Problem statement
Only lines containing "self" belong in the answer, each copied from the entries below.

· · ·

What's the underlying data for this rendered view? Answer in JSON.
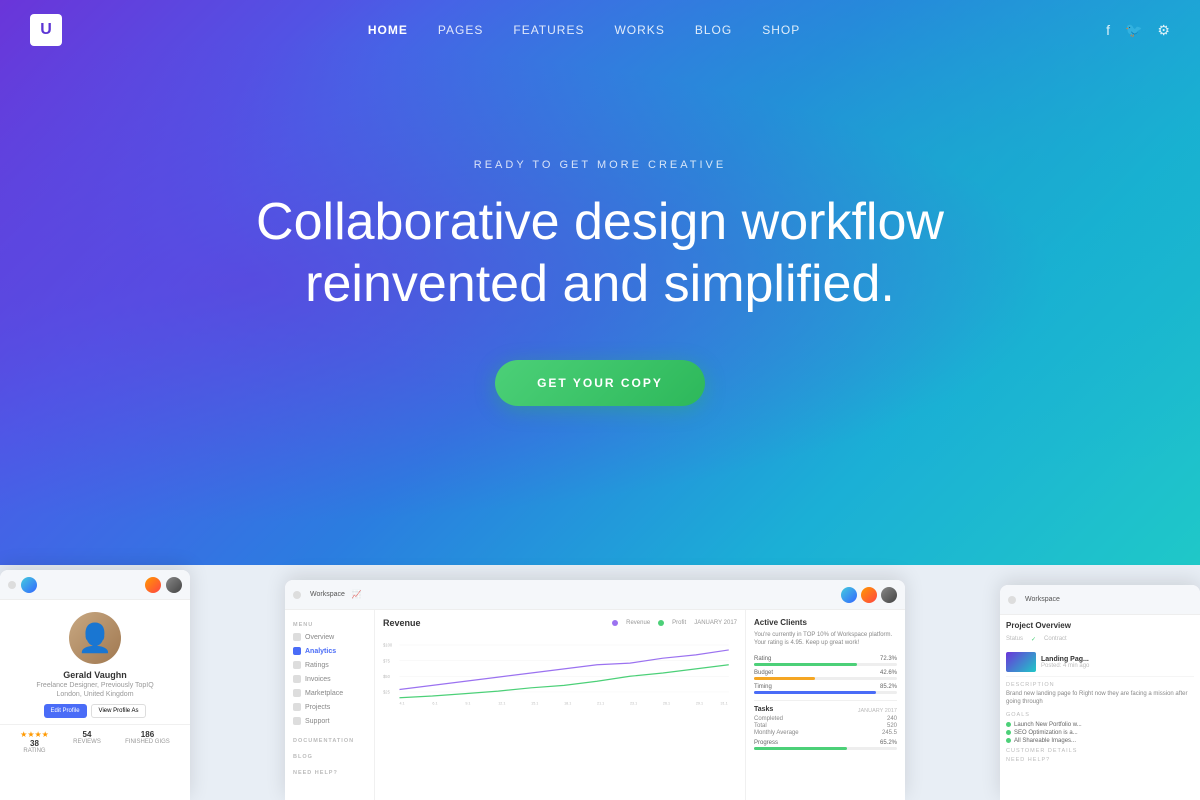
{
  "navbar": {
    "logo": "U",
    "links": [
      {
        "label": "HOME",
        "active": true
      },
      {
        "label": "PAGES",
        "active": false
      },
      {
        "label": "FEATURES",
        "active": false
      },
      {
        "label": "WORKS",
        "active": false
      },
      {
        "label": "BLOG",
        "active": false
      },
      {
        "label": "SHOP",
        "active": false
      }
    ],
    "social": [
      "f",
      "t",
      "⚙"
    ]
  },
  "hero": {
    "subtitle": "READY TO GET MORE CREATIVE",
    "title_line1": "Collaborative design workflow",
    "title_line2": "reinvented and simplified.",
    "cta": "GET YOUR COPY"
  },
  "profile_card": {
    "name": "Gerald Vaughn",
    "role": "Freelance Designer, Previously TopIQ",
    "location": "London, United Kingdom",
    "btn_edit": "Edit Profile",
    "btn_view": "View Profile As",
    "stats": [
      {
        "num": "38",
        "label": "RATING"
      },
      {
        "num": "54",
        "label": "REVIEWS"
      },
      {
        "num": "186",
        "label": "FINISHED GIGS"
      }
    ]
  },
  "analytics_card": {
    "workspace_label": "Workspace",
    "menu_section": "MENU",
    "menu_items": [
      {
        "label": "Overview",
        "active": false
      },
      {
        "label": "Analytics",
        "active": true
      },
      {
        "label": "Ratings",
        "active": false
      },
      {
        "label": "Invoices",
        "active": false
      },
      {
        "label": "Marketplace",
        "active": false
      },
      {
        "label": "Projects",
        "active": false
      },
      {
        "label": "Support",
        "active": false
      }
    ],
    "doc_section": "DOCUMENTATION",
    "blog_section": "BLOG",
    "help_section": "NEED HELP?",
    "revenue_title": "Revenue",
    "legend_revenue": "Revenue",
    "legend_profit": "Profit",
    "date_label": "JANUARY 2017",
    "active_clients_title": "Active Clients",
    "clients_desc": "You're currently in TOP 10% of Workspace platform. Your rating is 4.95. Keep up great work!",
    "metrics": [
      {
        "label": "Rating",
        "value": "72.3%",
        "pct": 72,
        "color": "#4cd078"
      },
      {
        "label": "Budget",
        "value": "42.6%",
        "pct": 43,
        "color": "#4a6cf7"
      },
      {
        "label": "Timing",
        "value": "85.2%",
        "pct": 85,
        "color": "#4a6cf7"
      }
    ],
    "tasks_title": "Tasks",
    "tasks_date": "JANUARY 2017",
    "tasks": [
      {
        "label": "Completed",
        "value": "240"
      },
      {
        "label": "Total",
        "value": "520"
      },
      {
        "label": "Monthly Average",
        "value": "245.5"
      }
    ],
    "progress_label": "Progress",
    "progress_value": "65.2%"
  },
  "project_card": {
    "workspace_label": "Workspace",
    "overview_title": "Project Overview",
    "status_label": "Status",
    "contract_label": "Contract",
    "project_name": "Landing Pag...",
    "project_sub": "Posted: 4 min ago",
    "description_label": "DESCRIPTION",
    "description_text": "Brand new landing page fo Right now they are facing a mission after going through",
    "goals_label": "GOALS",
    "goals": [
      "Launch New Portfolio w...",
      "SEO Optimization is a...",
      "All Shareable Images..."
    ],
    "customer_label": "CUSTOMER DETAILS",
    "need_help_label": "NEED HELP?"
  },
  "colors": {
    "accent_blue": "#4a6cf7",
    "accent_green": "#4cd078",
    "hero_gradient_start": "#6a35d9",
    "hero_gradient_end": "#1fc8c8"
  }
}
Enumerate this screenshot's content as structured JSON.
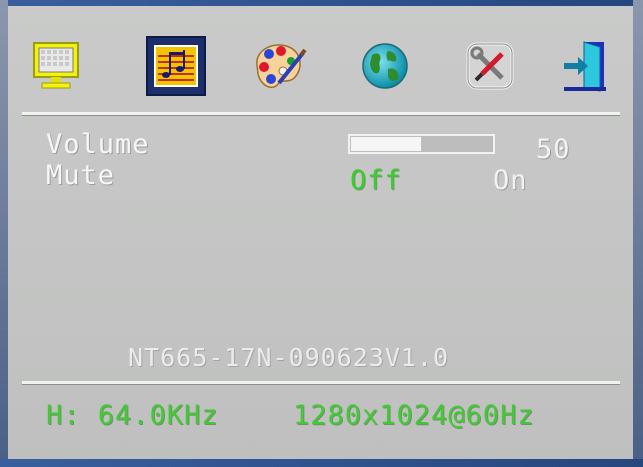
{
  "menu": {
    "icons": [
      {
        "name": "picture-monitor-icon",
        "selected": false
      },
      {
        "name": "audio-music-icon",
        "selected": true
      },
      {
        "name": "color-palette-icon",
        "selected": false
      },
      {
        "name": "globe-language-icon",
        "selected": false
      },
      {
        "name": "tools-setup-icon",
        "selected": false
      },
      {
        "name": "exit-door-icon",
        "selected": false
      }
    ]
  },
  "audio": {
    "volume_label": "Volume",
    "volume_value": "50",
    "volume_level_percent": 50,
    "mute_label": "Mute",
    "mute_off": "Off",
    "mute_on": "On"
  },
  "footer": {
    "model": "NT665-17N-090623V1.0",
    "h_freq": "H: 64.0KHz",
    "resolution": "1280x1024@60Hz"
  },
  "colors": {
    "active_text": "#3ecb2f",
    "selected_tab_bg": "#1c2f6b",
    "background": "#c6c7c6"
  }
}
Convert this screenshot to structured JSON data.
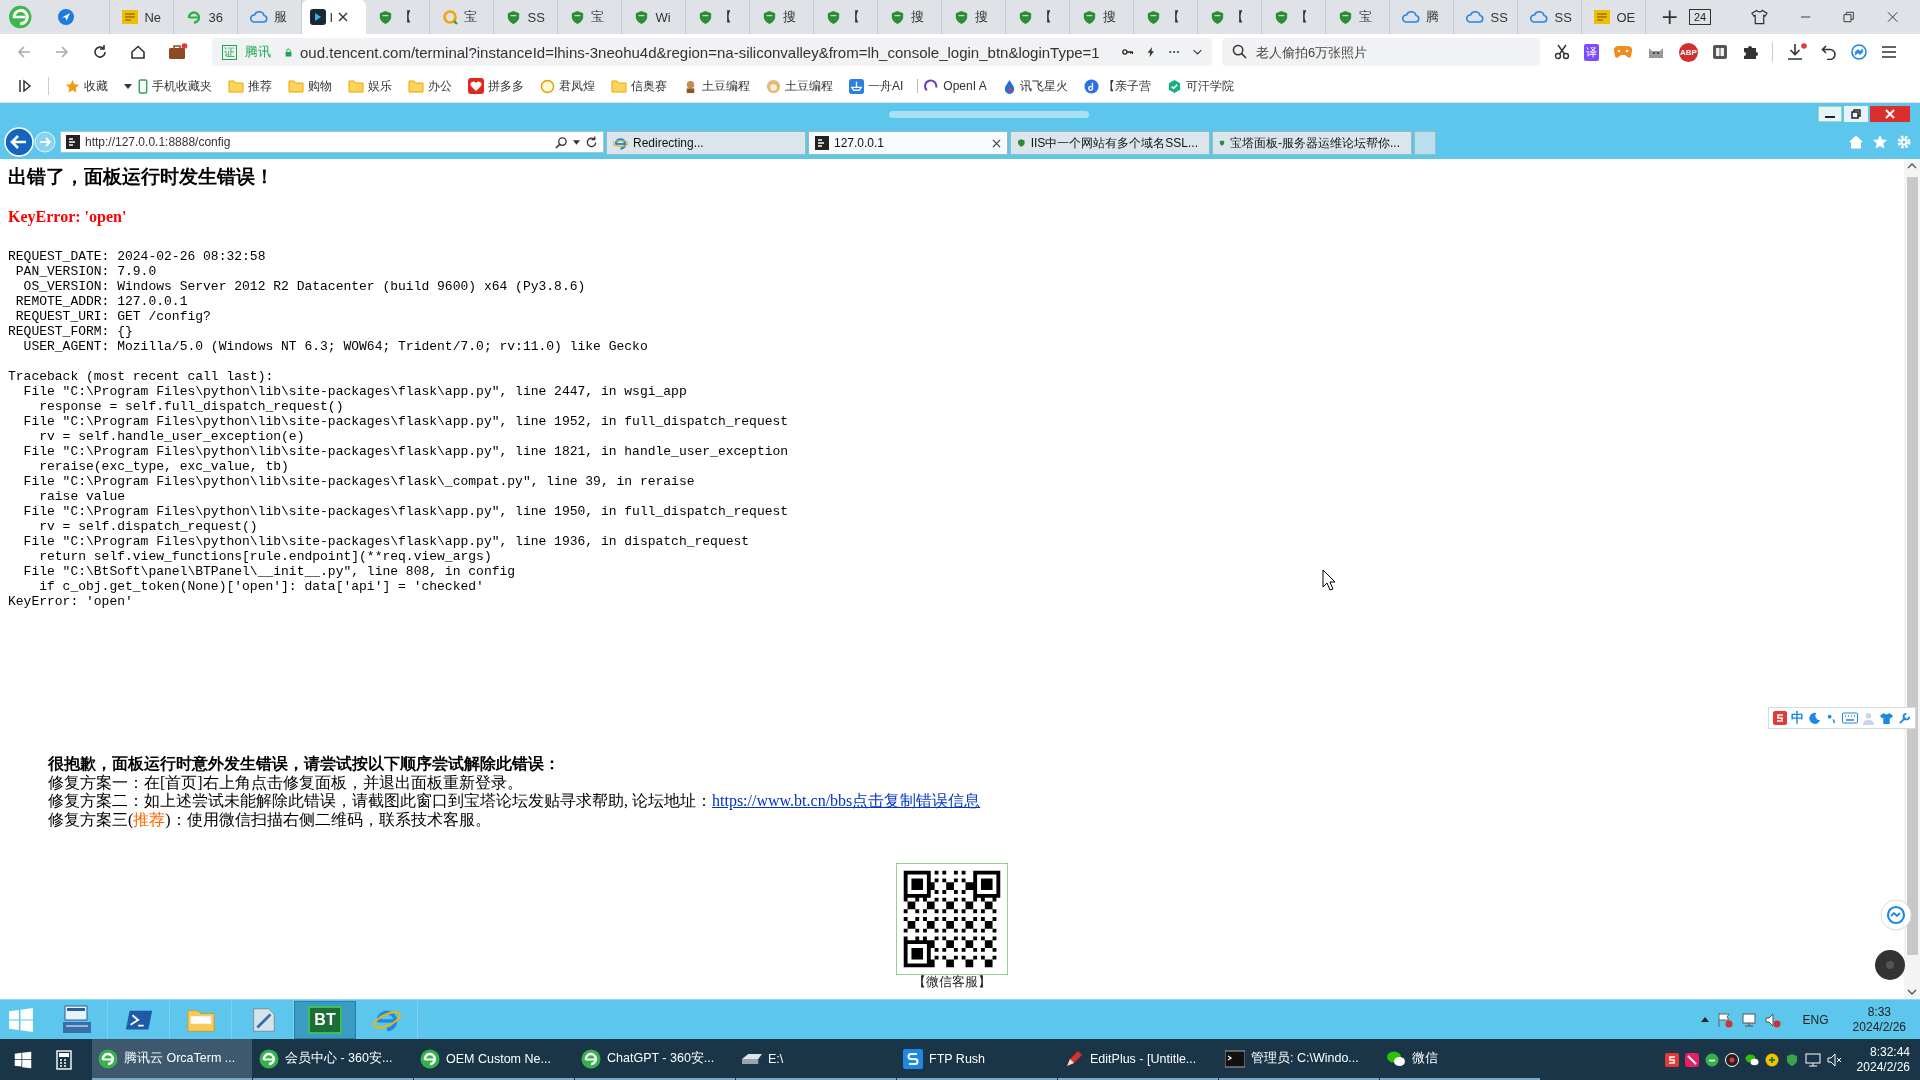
{
  "browser": {
    "tabs": [
      {
        "kind": "compass",
        "selected": false
      },
      {
        "kind": "tile",
        "label": "Ne",
        "selected": false
      },
      {
        "kind": "e360",
        "label": "36",
        "selected": false
      },
      {
        "kind": "cloud",
        "label": "服",
        "selected": false
      },
      {
        "kind": "terminal",
        "label": "I",
        "selected": true
      },
      {
        "kind": "shield",
        "label": "【",
        "selected": false
      },
      {
        "kind": "ring",
        "label": "宝",
        "selected": false
      },
      {
        "kind": "shield",
        "label": "SS",
        "selected": false
      },
      {
        "kind": "shield",
        "label": "宝",
        "selected": false
      },
      {
        "kind": "shield",
        "label": "Wi",
        "selected": false
      },
      {
        "kind": "shield",
        "label": "【",
        "selected": false
      },
      {
        "kind": "shield",
        "label": "搜",
        "selected": false
      },
      {
        "kind": "shield",
        "label": "【",
        "selected": false
      },
      {
        "kind": "shield",
        "label": "搜",
        "selected": false
      },
      {
        "kind": "shield",
        "label": "搜",
        "selected": false
      },
      {
        "kind": "shield",
        "label": "【",
        "selected": false
      },
      {
        "kind": "shield",
        "label": "搜",
        "selected": false
      },
      {
        "kind": "shield",
        "label": "【",
        "selected": false
      },
      {
        "kind": "shield",
        "label": "【",
        "selected": false
      },
      {
        "kind": "shield",
        "label": "【",
        "selected": false
      },
      {
        "kind": "shield",
        "label": "宝",
        "selected": false
      },
      {
        "kind": "cloud",
        "label": "腾",
        "selected": false
      },
      {
        "kind": "cloud",
        "label": "SS",
        "selected": false
      },
      {
        "kind": "cloud",
        "label": "SS",
        "selected": false
      },
      {
        "kind": "tile",
        "label": "OE",
        "selected": false
      }
    ],
    "new_tab": "+",
    "tab_count": "24",
    "address": {
      "badge": "证",
      "site": "腾讯",
      "url": "oud.tencent.com/terminal?instanceId=lhins-3neohu4d&region=na-siliconvalley&from=lh_console_login_btn&loginType=1"
    },
    "search": {
      "placeholder": "老人偷拍6万张照片"
    },
    "translate": "译",
    "adblock": "ABP",
    "bookmarks": [
      {
        "kind": "star",
        "label": "收藏"
      },
      {
        "kind": "phone",
        "label": "手机收藏夹"
      },
      {
        "kind": "folder",
        "label": "推荐"
      },
      {
        "kind": "folder",
        "label": "购物"
      },
      {
        "kind": "folder",
        "label": "娱乐"
      },
      {
        "kind": "folder",
        "label": "办公"
      },
      {
        "kind": "pdd",
        "label": "拼多多"
      },
      {
        "kind": "coin",
        "label": "君凤煌"
      },
      {
        "kind": "folder",
        "label": "信奥赛"
      },
      {
        "kind": "bean",
        "label": "土豆编程"
      },
      {
        "kind": "dog",
        "label": "土豆编程"
      },
      {
        "kind": "zhou",
        "label": "一舟AI"
      },
      {
        "kind": "openi",
        "label": "OpenI A"
      },
      {
        "kind": "spark",
        "label": "讯飞星火"
      },
      {
        "kind": "note",
        "label": "【亲子营"
      },
      {
        "kind": "hex",
        "label": "可汗学院"
      }
    ]
  },
  "remote": {
    "ie": {
      "address": "http://127.0.0.1:8888/config",
      "tabs": [
        {
          "kind": "ie",
          "label": "Redirecting...",
          "selected": false
        },
        {
          "kind": "bt",
          "label": "127.0.0.1",
          "selected": true
        },
        {
          "kind": "shield",
          "label": "IIS中一个网站有多个域名SSL...",
          "selected": false
        },
        {
          "kind": "shield",
          "label": "宝塔面板-服务器运维论坛帮你...",
          "selected": false
        }
      ]
    },
    "page": {
      "title": "出错了，面板运行时发生错误！",
      "error": "KeyError: 'open'",
      "request_info": [
        "REQUEST_DATE: 2024-02-26 08:32:58",
        " PAN_VERSION: 7.9.0",
        "  OS_VERSION: Windows Server 2012 R2 Datacenter (build 9600) x64 (Py3.8.6)",
        " REMOTE_ADDR: 127.0.0.1",
        " REQUEST_URI: GET /config?",
        "REQUEST_FORM: {}",
        "  USER_AGENT: Mozilla/5.0 (Windows NT 6.3; WOW64; Trident/7.0; rv:11.0) like Gecko"
      ],
      "traceback": [
        "Traceback (most recent call last):",
        "  File \"C:\\Program Files\\python\\lib\\site-packages\\flask\\app.py\", line 2447, in wsgi_app",
        "    response = self.full_dispatch_request()",
        "  File \"C:\\Program Files\\python\\lib\\site-packages\\flask\\app.py\", line 1952, in full_dispatch_request",
        "    rv = self.handle_user_exception(e)",
        "  File \"C:\\Program Files\\python\\lib\\site-packages\\flask\\app.py\", line 1821, in handle_user_exception",
        "    reraise(exc_type, exc_value, tb)",
        "  File \"C:\\Program Files\\python\\lib\\site-packages\\flask\\_compat.py\", line 39, in reraise",
        "    raise value",
        "  File \"C:\\Program Files\\python\\lib\\site-packages\\flask\\app.py\", line 1950, in full_dispatch_request",
        "    rv = self.dispatch_request()",
        "  File \"C:\\Program Files\\python\\lib\\site-packages\\flask\\app.py\", line 1936, in dispatch_request",
        "    return self.view_functions[rule.endpoint](**req.view_args)",
        "  File \"C:\\BtSoft\\panel\\BTPanel\\__init__.py\", line 808, in config",
        "    if c_obj.get_token(None)['open']: data['api'] = 'checked'",
        "KeyError: 'open'"
      ],
      "help": {
        "heading": "很抱歉，面板运行时意外发生错误，请尝试按以下顺序尝试解除此错误：",
        "lines": [
          {
            "parts": [
              {
                "kind": "plain",
                "text": "修复方案一：在[首页]右上角点击修复面板，并退出面板重新登录。"
              }
            ]
          },
          {
            "parts": [
              {
                "kind": "plain",
                "text": "修复方案二：如上述尝试未能解除此错误，请截图此窗口到宝塔论坛发贴寻求帮助, 论坛地址："
              },
              {
                "kind": "link",
                "text": "https://www.bt.cn/bbs点击复制错误信息"
              }
            ]
          },
          {
            "parts": [
              {
                "kind": "plain",
                "text": "修复方案三("
              },
              {
                "kind": "highlight",
                "text": "推荐"
              },
              {
                "kind": "plain",
                "text": ")：使用微信扫描右侧二维码，联系技术客服。"
              }
            ]
          }
        ]
      },
      "qr_caption": "【微信客服】"
    },
    "ime": {
      "mode": "中"
    },
    "taskbar": {
      "pinned": [
        {
          "kind": "server",
          "selected": false
        },
        {
          "kind": "powershell",
          "selected": false
        },
        {
          "kind": "folder",
          "selected": false
        },
        {
          "kind": "notepad",
          "selected": false
        },
        {
          "kind": "bt",
          "label": "BT",
          "selected": true
        },
        {
          "kind": "ie",
          "selected": false
        }
      ],
      "language": "ENG",
      "time": "8:33",
      "date": "2024/2/26"
    }
  },
  "taskbar": {
    "tasks": [
      {
        "kind": "e360",
        "label": "腾讯云 OrcaTerm ...",
        "selected": true
      },
      {
        "kind": "e360",
        "label": "会员中心 - 360安...",
        "selected": false
      },
      {
        "kind": "e360",
        "label": "OEM Custom Ne...",
        "selected": false
      },
      {
        "kind": "e360",
        "label": "ChatGPT - 360安...",
        "selected": false
      },
      {
        "kind": "drive",
        "label": "E:\\",
        "selected": false
      },
      {
        "kind": "ftp",
        "label": "FTP Rush",
        "selected": false
      },
      {
        "kind": "editplus",
        "label": "EditPlus - [Untitle...",
        "selected": false
      },
      {
        "kind": "cmd",
        "label": "管理员: C:\\Windo...",
        "selected": false
      },
      {
        "kind": "wechat",
        "label": "微信",
        "selected": false
      }
    ],
    "time": "8:32:44",
    "date": "2024/2/26"
  }
}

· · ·

The answer
        "    response = self.full_dispatch_request()",
        "    rv = self.handle_user_exception(e)",
        "    rv = self.dispatch_request()",
        "    return self.view_functions[rule.endpoint](**req.view_args)",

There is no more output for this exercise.